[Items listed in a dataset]
------------------------------------------------------------
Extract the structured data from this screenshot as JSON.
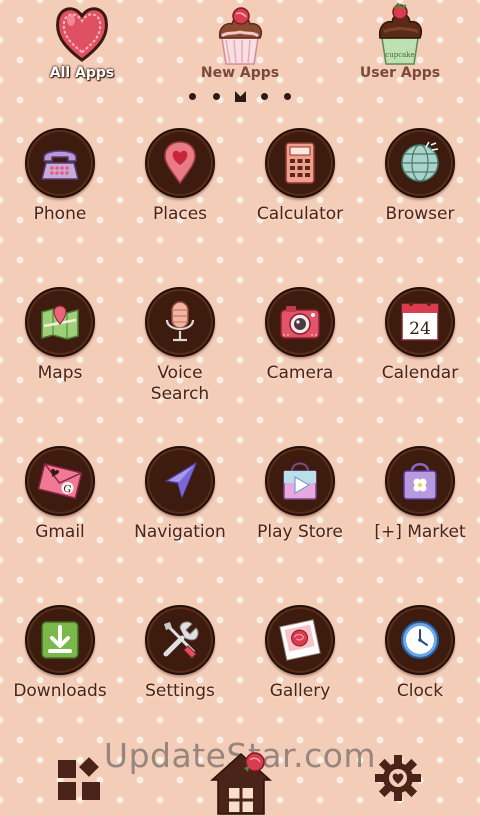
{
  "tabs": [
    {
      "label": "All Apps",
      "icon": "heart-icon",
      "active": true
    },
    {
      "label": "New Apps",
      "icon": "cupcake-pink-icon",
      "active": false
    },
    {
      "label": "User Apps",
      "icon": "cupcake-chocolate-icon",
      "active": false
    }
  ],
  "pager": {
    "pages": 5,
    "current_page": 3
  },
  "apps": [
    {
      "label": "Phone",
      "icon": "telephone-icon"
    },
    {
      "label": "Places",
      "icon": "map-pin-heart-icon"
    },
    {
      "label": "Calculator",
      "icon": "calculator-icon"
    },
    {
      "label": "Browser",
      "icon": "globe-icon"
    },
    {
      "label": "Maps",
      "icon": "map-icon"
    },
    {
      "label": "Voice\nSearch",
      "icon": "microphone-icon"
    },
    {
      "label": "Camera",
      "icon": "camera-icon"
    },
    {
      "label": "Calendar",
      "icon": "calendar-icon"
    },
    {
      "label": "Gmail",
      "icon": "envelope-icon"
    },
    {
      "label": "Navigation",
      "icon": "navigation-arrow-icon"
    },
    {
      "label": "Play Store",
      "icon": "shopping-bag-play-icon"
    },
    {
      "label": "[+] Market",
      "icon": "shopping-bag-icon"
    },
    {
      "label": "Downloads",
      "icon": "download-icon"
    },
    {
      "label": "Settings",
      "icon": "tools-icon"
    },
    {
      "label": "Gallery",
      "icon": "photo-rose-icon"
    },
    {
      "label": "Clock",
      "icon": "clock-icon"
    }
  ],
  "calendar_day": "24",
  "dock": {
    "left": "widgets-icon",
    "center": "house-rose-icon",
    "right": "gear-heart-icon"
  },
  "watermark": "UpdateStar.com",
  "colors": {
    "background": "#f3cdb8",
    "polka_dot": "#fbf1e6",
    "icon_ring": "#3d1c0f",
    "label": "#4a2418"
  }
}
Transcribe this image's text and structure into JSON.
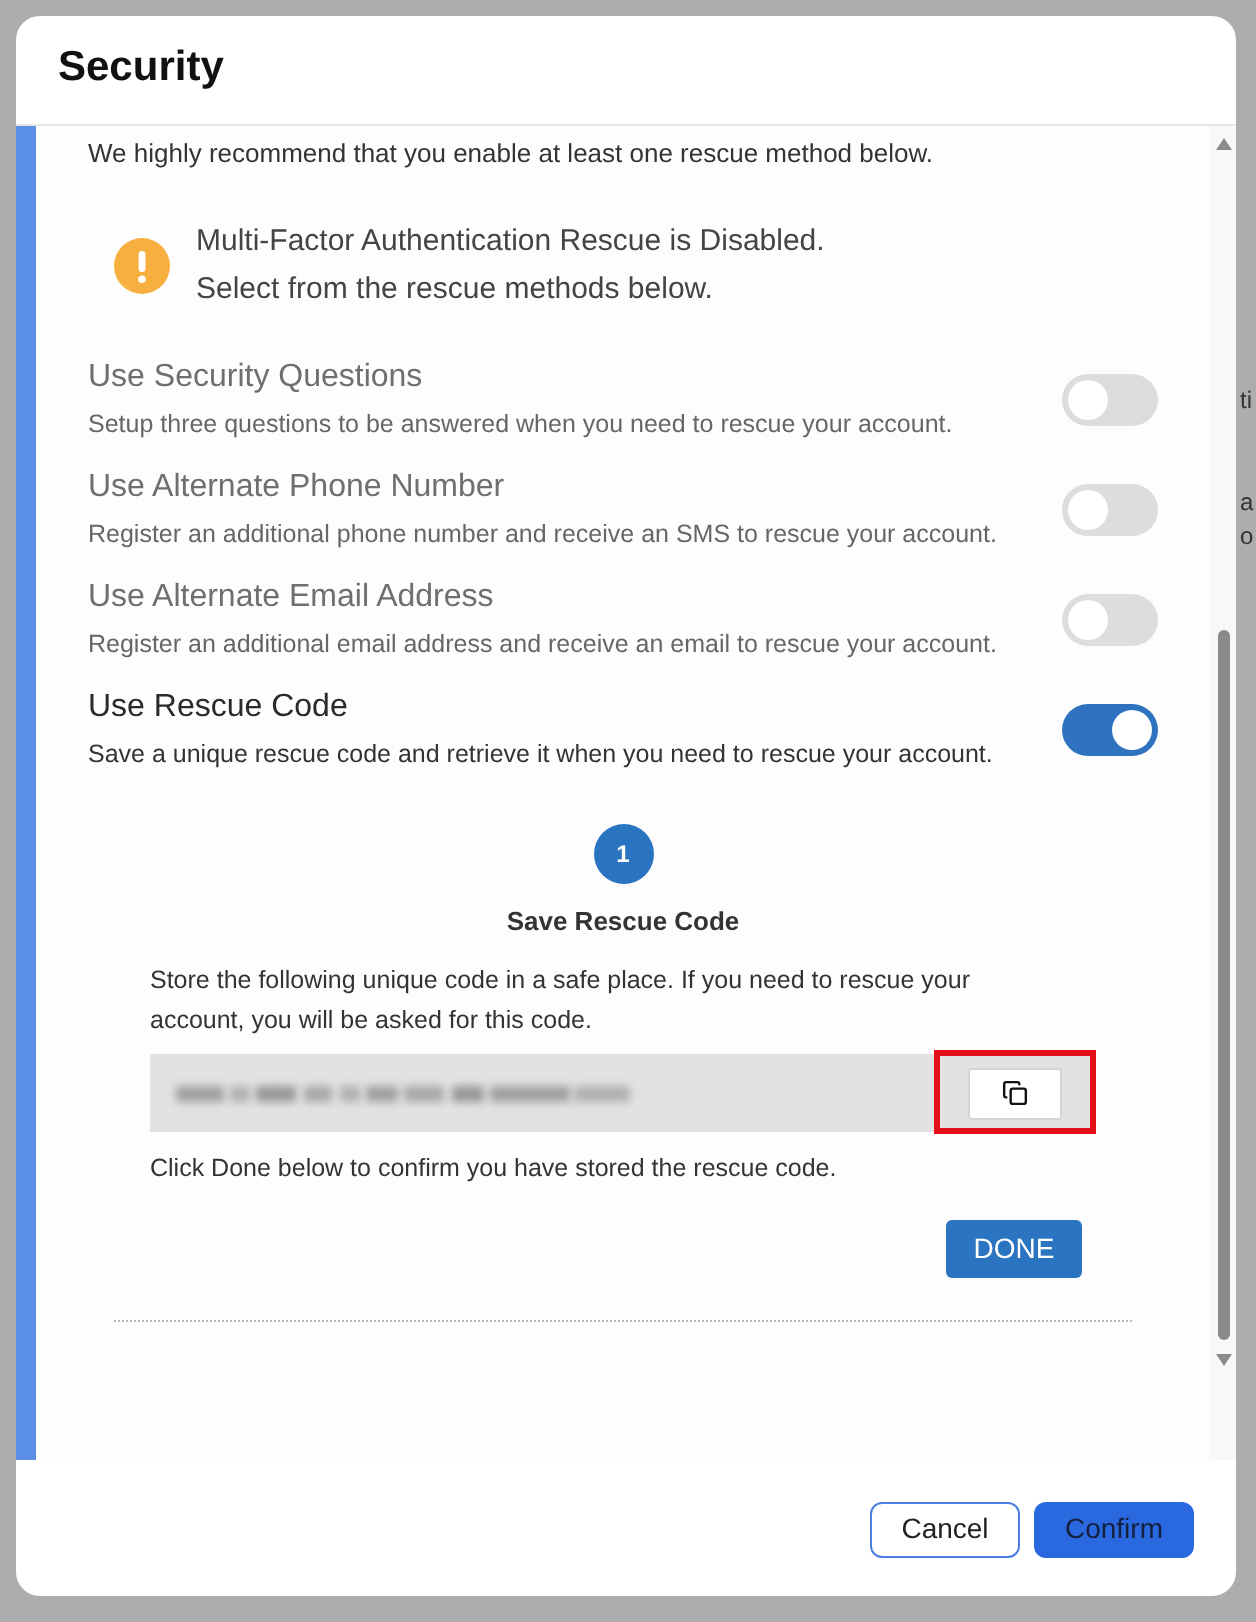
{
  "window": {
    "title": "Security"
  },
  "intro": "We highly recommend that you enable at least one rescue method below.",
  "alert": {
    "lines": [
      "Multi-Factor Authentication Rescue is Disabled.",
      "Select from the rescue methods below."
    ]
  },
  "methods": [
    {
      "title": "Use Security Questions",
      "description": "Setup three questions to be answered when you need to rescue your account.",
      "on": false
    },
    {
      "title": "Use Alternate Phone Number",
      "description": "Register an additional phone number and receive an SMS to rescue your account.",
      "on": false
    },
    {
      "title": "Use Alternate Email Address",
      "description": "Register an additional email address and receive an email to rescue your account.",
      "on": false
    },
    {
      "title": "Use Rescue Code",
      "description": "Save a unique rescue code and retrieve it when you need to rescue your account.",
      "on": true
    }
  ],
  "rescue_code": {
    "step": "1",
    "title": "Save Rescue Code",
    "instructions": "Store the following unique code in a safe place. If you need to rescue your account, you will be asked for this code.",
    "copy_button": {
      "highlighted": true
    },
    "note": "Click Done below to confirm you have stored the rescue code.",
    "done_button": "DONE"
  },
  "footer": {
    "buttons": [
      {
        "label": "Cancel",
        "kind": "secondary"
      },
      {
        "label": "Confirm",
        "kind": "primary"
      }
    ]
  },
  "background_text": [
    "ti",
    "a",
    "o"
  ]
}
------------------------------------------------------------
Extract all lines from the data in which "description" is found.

      "description": "Setup three questions to be answered when you need to rescue your account.",
      "description": "Register an additional phone number and receive an SMS to rescue your account.",
      "description": "Register an additional email address and receive an email to rescue your account.",
      "description": "Save a unique rescue code and retrieve it when you need to rescue your account.",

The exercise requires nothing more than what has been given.